The extents in a buffer are ordered by “display order” because that is that order that the redisplay mechanism needs to process them in. The e-order is an auxiliary ordering used to facilitate operations over extents. The operations that can be performed on the ordered list of extents in a buffer are
(4) requires being able to determine the first and last extents that overlap a range.
NOTE: overlap is used as follows:
map-extentsmaps over, since
map-extentssometimes pays attention to whether the endpoints of an extents are open or closed. But for our purposes, it greatly simplifies things to treat all extents as having closed endpoints.
First, define >, <, <=, etc. as applied to extents to mean comparison according to the display order. Comparison between an extent E and an index I means comparison between E and the range [I, I].
Also define e>, e<, e<=, etc. to mean comparison according to the e-order.
For any range R, define R(0) to be the starting index of the range and R(1) to be the ending index of the range.
For any extent E, define E(next) to be the extent directly following E, and E(prev) to be the extent directly preceding E. Assume E(next) and E(prev) can be determined from E in constant time. (This is because we store the extent list as a doubly linked list.)
Similarly, define E(e-next) and E(e-prev) to be the extents directly following and preceding E in the e-order.
Let R be a range. Let F be the first extent overlapping R. Let L be the last extent overlapping R.
Theorem 1: R(1) lies between L and L(next), i.e. L <= R(1) < L(next).
This follows easily from the definition of display order. The basic reason that this theorem applies is that the display order sorts by increasing starting index.
Therefore, we can determine L just by looking at where we would insert R(1) into the list, and if we know F and are moving forward over extents, we can easily determine when we’ve hit L by comparing the extent we’re at to R(1).
Theorem 2: F(e-prev) e< [1, R(0)] e<= F.
This is the analog of Theorem 1, and applies because the e-order sorts by increasing ending index.
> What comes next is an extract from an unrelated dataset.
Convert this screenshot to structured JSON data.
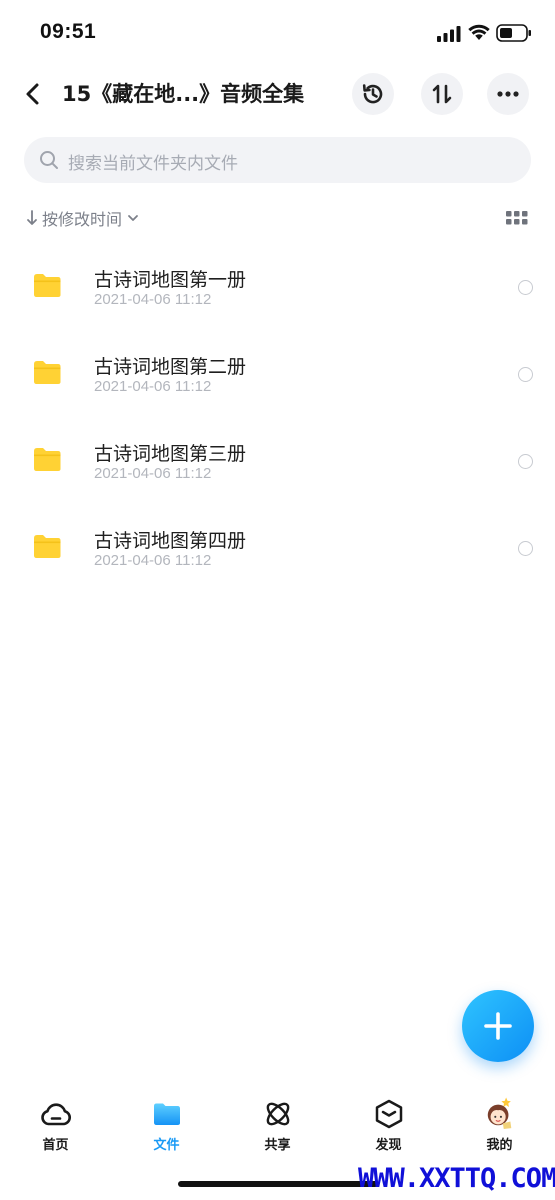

Therefore, F can be found in the same amount of time as operation (1), i.e. the time that it takes to locate where an extent would go if inserted into the e-order list.
If the lists were stored as balanced binary trees, then operation (1) would take logarithmic time, which is usually quite fast. However, currently they’re stored as simple doubly-linked lists, and instead we do some caching to try to speed things up.
Define a stack of extents (or SOE) as the set of extents (ordered in the display order) that overlap an index I, together with the SOE’s previous extent, which is an extent that precedes I in the e-order. (Hopefully there will not be very many extents between I and the previous extent.)
Let I be an index, let S be the stack of extents on I, let F be the first extent in S, and let P be S’s previous extent.
Theorem 3: The first extent in S is the first extent that overlaps any range [I, J].
Proof: Any extent that overlaps [I, J] but does not include I must have a start index > I, and thus be greater than any extent in S.
Therefore, finding the first extent that overlaps a range R is the same as finding the first extent that overlaps R(0).
Theorem 4: Let I2 be an index such that I2 > I, and let F2 be the first extent that overlaps I2. Then, either F2 is in S or F2 is greater than any extent in S.
Proof: If F2 does not include I then its start index is greater than I and thus it is greater than any extent in S, including F. Otherwise, F2 includes I and thus is in S, and thus F2 >= F.